Neutrinos Violate P-Symmetry

If you flip, i.e. mirror, a left-handed neutrino, you get a right-handed neutrino. The problem is, while we have seen plenty of left-handed neutrinos, no right-handed neutrinos have ever been observed. Here, mirroring causes the laws of physics to change. This violates P-symmetry.

Neutrinos Violate C-Symmetry

If you take the charge conjugation of a left-handed neutrino, you get a left-handed antineutrino. The problem here is that left-handed antineutrinos have never been observed either... and so C-symmetry is violated here too!

Neutrinos and CP Symmetry

The realization that C- and P-symmetry are both violated caused both excitement and dismay in the physics community. (It was very groundbreaking news, really.)

Some order was reinstated when physicists came up with the idea of CP symmetry, a combination of C- and P-symmetry. The reasoning was this: maybe C and P were just the wrong ways of defining a symmetry and CP is actually the true symmetry. For a while, CP did seem to fix the now more-symmetrical world of neutrinos (and the weak force):

Using CP symmetry, if you take both the mirror and charge conjugation of a left-handed neutrino, you get a right-handed antineutrino, which does exist!

CP symmetry patched up the broken C and P symmetries. Particles behaved according to CP symmetry as far as physicists could tell. All seemed right and symmetrical again. There were no surprises--until the violation of CP symmetry was discovered.

CP Violation

CP Violation was first discovered in the decay patterns of kaons, a specific group of composite particles.

Two of the decay paths of the K-long kaon are particularly striking. The products of the two decays are entirely CP-symmetric versions of one another. For example, one involved an electron antineutrino and the other an electron neutrino, and all the other corresponding particles of the two decays were also entirely CP-symmetric.

Despite the products of the two decays being CP-symmetric, they weren't produced at equal rates. If CP symmetry were absolutely true, then K-long kaons would decay via those two paths in equal amounts. However, in experiments, the K-long was more likely to decay into the path involving the electron neutrino by a very small fraction. It is this fractional difference that demonstrates clear CP violation and so provides the undeniable proof that physics does distinguish between matter and antimatter. Click here to learn more about antimatter.

The light bulb then went off: if CP violation draws a clear distinction between matter and antimatter, then CP violation may be what caused our universe to be matter-dominated!

Detecting CP Violation in Neutrinos

Since this discovery, CP symmetry violation has already been observed in quark oscillations and incorporated into quark mixing theory. (Quarks are elementary particles that make up protons, neutrons, kaons, and more.) However, more CP violation must be observed in order to explain the universe's matter dominance. Therefore, physicists are looking to find CP violation in other particles, such as neutrinos.

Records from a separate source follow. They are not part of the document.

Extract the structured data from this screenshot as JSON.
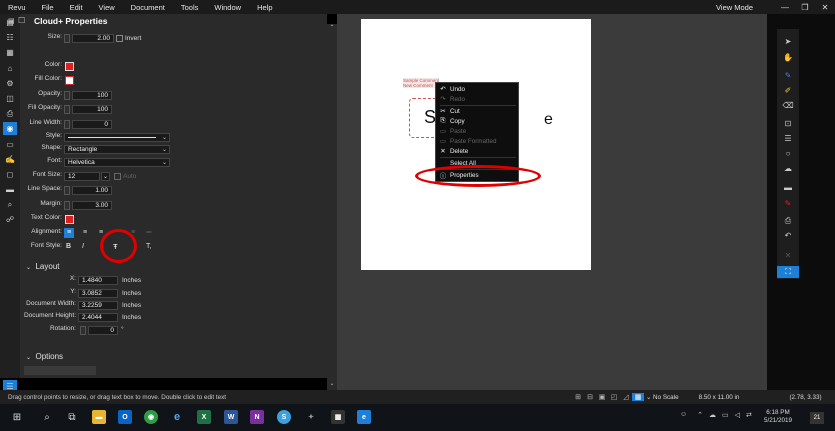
{
  "menu": [
    "Revu",
    "File",
    "Edit",
    "View",
    "Document",
    "Tools",
    "Window",
    "Help"
  ],
  "menu_right": {
    "view_mode": "View Mode",
    "minimize": "—",
    "restore": "❐",
    "close": "✕"
  },
  "panel": {
    "title": "Cloud+ Properties",
    "size": {
      "label": "Size:",
      "value": "2.00",
      "invert": "Invert"
    },
    "color_label": "Color:",
    "fill_color_label": "Fill Color:",
    "opacity": {
      "label": "Opacity:",
      "value": "100"
    },
    "fill_opacity": {
      "label": "Fill Opacity:",
      "value": "100"
    },
    "line_width": {
      "label": "Line Width:",
      "value": "0"
    },
    "style_label": "Style:",
    "shape": {
      "label": "Shape:",
      "value": "Rectangle"
    },
    "font": {
      "label": "Font:",
      "value": "Helvetica"
    },
    "font_size": {
      "label": "Font Size:",
      "value": "12",
      "auto": "Auto"
    },
    "line_space": {
      "label": "Line Space:",
      "value": "1.00"
    },
    "margin": {
      "label": "Margin:",
      "value": "3.00"
    },
    "text_color_label": "Text Color:",
    "alignment_label": "Alignment:",
    "font_style": {
      "label": "Font Style:",
      "bold": "B",
      "italic": "I",
      "strike": "Ŧ",
      "t": "T,"
    },
    "layout": {
      "header": "Layout",
      "x": {
        "label": "X:",
        "value": "1.4840",
        "unit": "Inches"
      },
      "y": {
        "label": "Y:",
        "value": "3.0852",
        "unit": "Inches"
      },
      "doc_width": {
        "label": "Document Width:",
        "value": "3.2259",
        "unit": "Inches"
      },
      "doc_height": {
        "label": "Document Height:",
        "value": "2.4044",
        "unit": "Inches"
      },
      "rotation": {
        "label": "Rotation:",
        "value": "0",
        "unit": "°"
      }
    },
    "options_header": "Options"
  },
  "page": {
    "comment_line1": "Sample Comment",
    "comment_line2": "New Comment",
    "text_left": "S",
    "text_right": "e"
  },
  "context_menu": {
    "items": [
      {
        "label": "Undo",
        "icon": "↶",
        "disabled": false
      },
      {
        "label": "Redo",
        "icon": "↷",
        "disabled": true
      },
      {
        "label": "Cut",
        "icon": "✂",
        "disabled": false
      },
      {
        "label": "Copy",
        "icon": "⎘",
        "disabled": false
      },
      {
        "label": "Paste",
        "icon": "▭",
        "disabled": true
      },
      {
        "label": "Paste Formatted",
        "icon": "▭",
        "disabled": true
      },
      {
        "label": "Delete",
        "icon": "✕",
        "disabled": false
      },
      {
        "label": "Select All",
        "icon": "",
        "disabled": false
      },
      {
        "label": "Properties",
        "icon": "ⓘ",
        "disabled": false
      }
    ]
  },
  "status": {
    "hint": "Drag control points to resize, or drag text box to move. Double click to edit text",
    "scale": "No Scale",
    "page_size": "8.50 x 11.00 in",
    "coords": "(2.78, 3.33)"
  },
  "taskbar": {
    "time": "6:18 PM",
    "date": "5/21/2019",
    "notif": "21"
  },
  "colors": {
    "accent": "#1e7fd6",
    "annotation": "#e00000",
    "stroke_color": "#e02020",
    "cloud_border": "#d05050"
  }
}
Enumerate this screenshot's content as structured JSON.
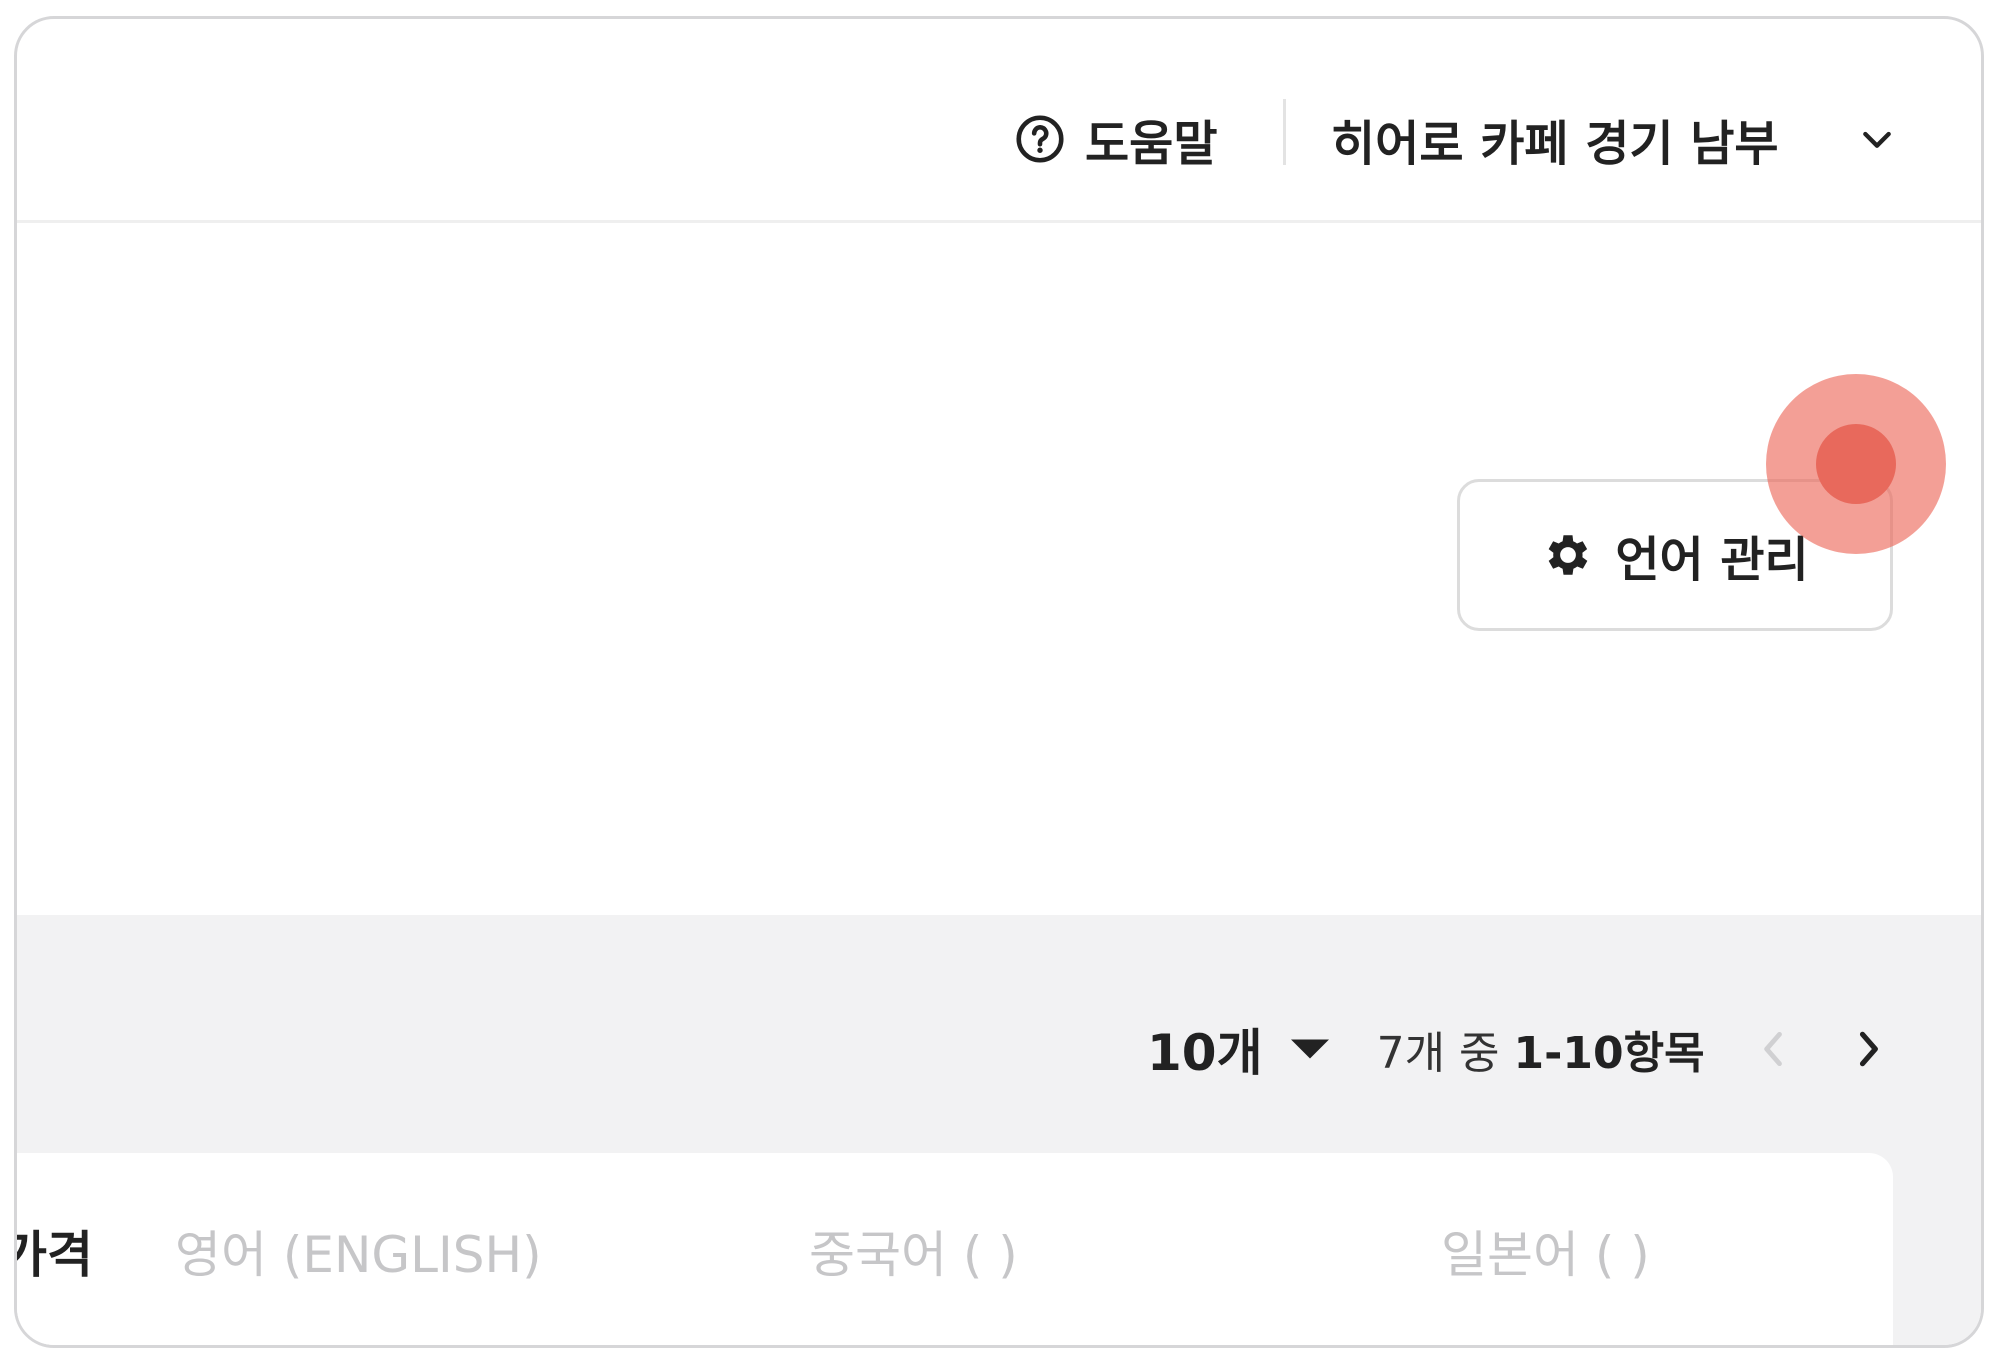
{
  "header": {
    "help_label": "도움말",
    "store_name": "히어로 카페 경기 남부"
  },
  "toolbar": {
    "language_manage_label": "언어 관리"
  },
  "pagination": {
    "page_size": "10개",
    "range_prefix": "7개 중 ",
    "range_bold": "1-10항목"
  },
  "table": {
    "columns": [
      "가격",
      "영어 (ENGLISH)",
      "중국어 (            )",
      "일본어 (            )"
    ]
  },
  "colors": {
    "tap_indicator": "#e8695c",
    "background_gray": "#f2f2f3"
  },
  "icons": [
    "help-circle-icon",
    "chevron-down-icon",
    "gear-icon",
    "caret-down-icon",
    "chevron-left-icon",
    "chevron-right-icon"
  ]
}
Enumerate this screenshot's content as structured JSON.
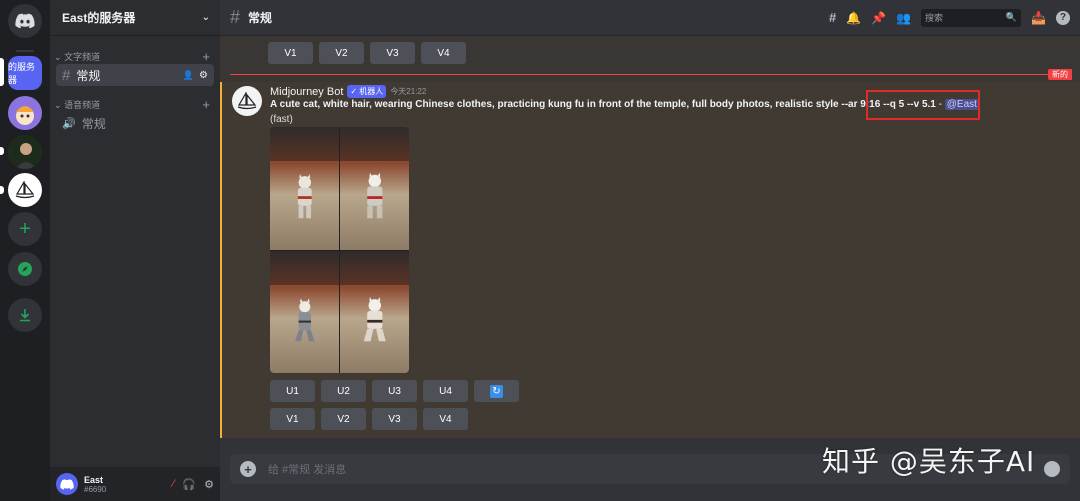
{
  "guild": {
    "name": "East的服务器",
    "short_label": "的服务器"
  },
  "sidebar": {
    "categories": [
      {
        "label": "文字频道",
        "channels": [
          {
            "label": "常规"
          }
        ]
      },
      {
        "label": "语音频道",
        "channels": [
          {
            "label": "常规"
          }
        ]
      }
    ]
  },
  "user": {
    "name": "East",
    "tag": "#6690"
  },
  "channel": {
    "name": "常规"
  },
  "search": {
    "placeholder": "搜索"
  },
  "divider": {
    "new_label": "新的"
  },
  "message": {
    "author": "Midjourney Bot",
    "bot_badge": "✓ 机器人",
    "timestamp": "今天21:22",
    "prompt": "A cute cat, white hair, wearing Chinese clothes, practicing kung fu in front of the temple, full body photos, realistic style ",
    "params": "--ar 9:16 --q 5 --v 5.1",
    "separator": " - ",
    "mention": "@East",
    "speed": "(fast)"
  },
  "buttons": {
    "top_row": [
      "V1",
      "V2",
      "V3",
      "V4"
    ],
    "upscale_row": [
      "U1",
      "U2",
      "U3",
      "U4"
    ],
    "variation_row": [
      "V1",
      "V2",
      "V3",
      "V4"
    ]
  },
  "composer": {
    "placeholder": "给 #常规 发消息"
  },
  "watermark": "知乎 @吴东子AI",
  "colors": {
    "accent": "#5865f2",
    "highlight_border": "#e12a2a",
    "mention_border": "#f0b232",
    "new_red": "#f23f43"
  }
}
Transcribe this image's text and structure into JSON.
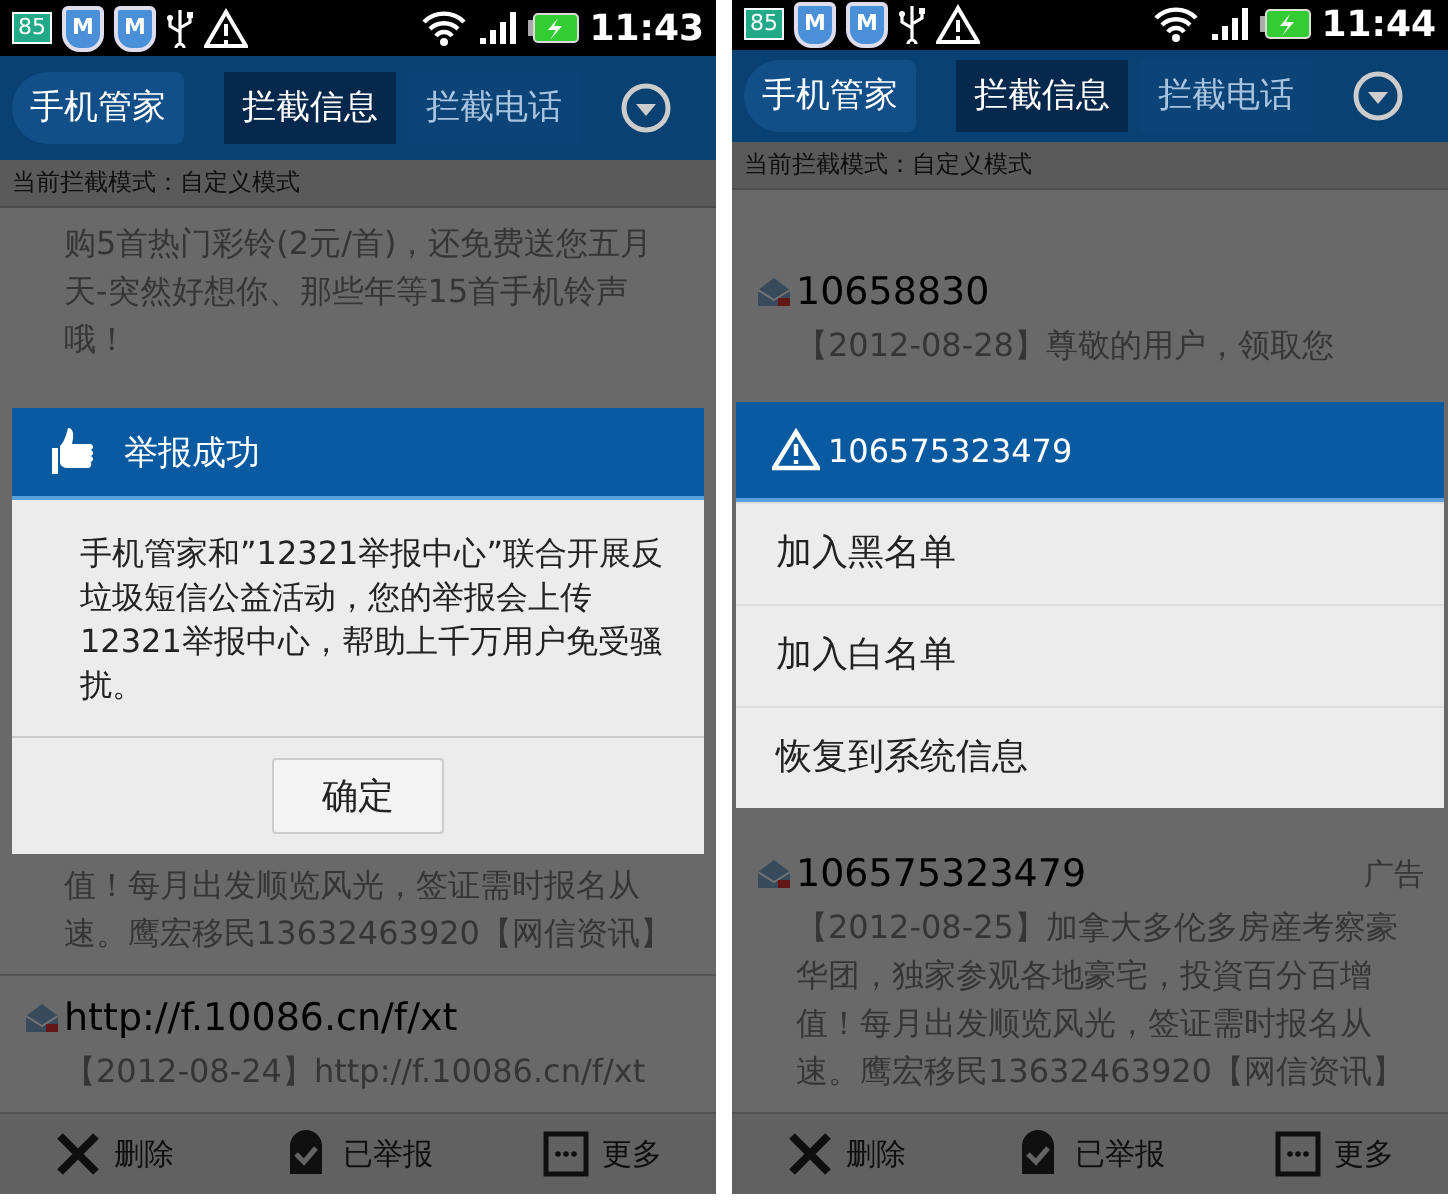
{
  "phones": [
    {
      "status_bar": {
        "battery_badge": "85",
        "app_badges": [
          "M",
          "M"
        ],
        "time": "11:43"
      },
      "header": {
        "back": "手机管家",
        "tabs": [
          {
            "label": "拦截信息",
            "selected": true
          },
          {
            "label": "拦截电话",
            "selected": false
          }
        ]
      },
      "mode": "当前拦截模式：自定义模式",
      "content": [
        {
          "kind": "fragment",
          "body": "购5首热门彩铃(2元/首)，还免费送您五月天-突然好想你、那些年等15首手机铃声哦！"
        },
        {
          "kind": "alert",
          "title": "举报成功",
          "body": "手机管家和”12321举报中心”联合开展反垃圾短信公益活动，您的举报会上传12321举报中心，帮助上千万用户免受骚扰。",
          "button": "确定"
        },
        {
          "kind": "fragment",
          "body": "值！每月出发顺览风光，签证需时报名从速。鹰宏移民13632463920【网信资讯】"
        },
        {
          "kind": "message",
          "sender": "http://f.10086.cn/f/xt",
          "body": "【2012-08-24】http://f.10086.cn/f/xt"
        }
      ],
      "toolbar": [
        {
          "kind": "delete",
          "label": "删除"
        },
        {
          "kind": "reported",
          "label": "已举报"
        },
        {
          "kind": "more",
          "label": "更多"
        }
      ]
    },
    {
      "status_bar": {
        "battery_badge": "85",
        "app_badges": [
          "M",
          "M"
        ],
        "time": "11:44"
      },
      "header": {
        "back": "手机管家",
        "tabs": [
          {
            "label": "拦截信息",
            "selected": true
          },
          {
            "label": "拦截电话",
            "selected": false
          }
        ]
      },
      "mode": "当前拦截模式：自定义模式",
      "content": [
        {
          "kind": "message",
          "sender": "10658830",
          "body": "【2012-08-28】尊敬的用户，领取您"
        },
        {
          "kind": "menu",
          "title": "106575323479",
          "items": [
            "加入黑名单",
            "加入白名单",
            "恢复到系统信息"
          ]
        },
        {
          "kind": "message",
          "sender": "106575323479",
          "tag": "广告",
          "body": "【2012-08-25】加拿大多伦多房産考察豪华团，独家参观各地豪宅，投資百分百增值！每月出发顺览风光，签证需时报名从速。鹰宏移民13632463920【网信资讯】"
        }
      ],
      "toolbar": [
        {
          "kind": "delete",
          "label": "删除"
        },
        {
          "kind": "reported",
          "label": "已举报"
        },
        {
          "kind": "more",
          "label": "更多"
        }
      ]
    }
  ]
}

CP violation has yet to be observed in neutrinos, but physicists have a hunch of where to look: in neutrino oscillations. Hidden within the patterns of how neutrinos oscillate may be the hint of CP violation that DAEδALUS is searching for. CP violation has already been worked into neutrino oscillation theory through the neutrino mixing model. What's next is to observe if the theory is experimentally true.

The parameter that describes CP violation in neutrino oscillations is the angle δcp (hence the δ in DAEδALUS). If δcp is not equal to 0 (or 180 degrees), then CP violation exists in neutrino oscillation. The value of δcp signifies how much CP is violated, and affects how the neutrinos oscillate between the three flavor states. If we can find δcp, we can determine whether or not neutrinos violate CP symmetry, and if so, to what extent.

Finding δcp is DAEdALUS's goal.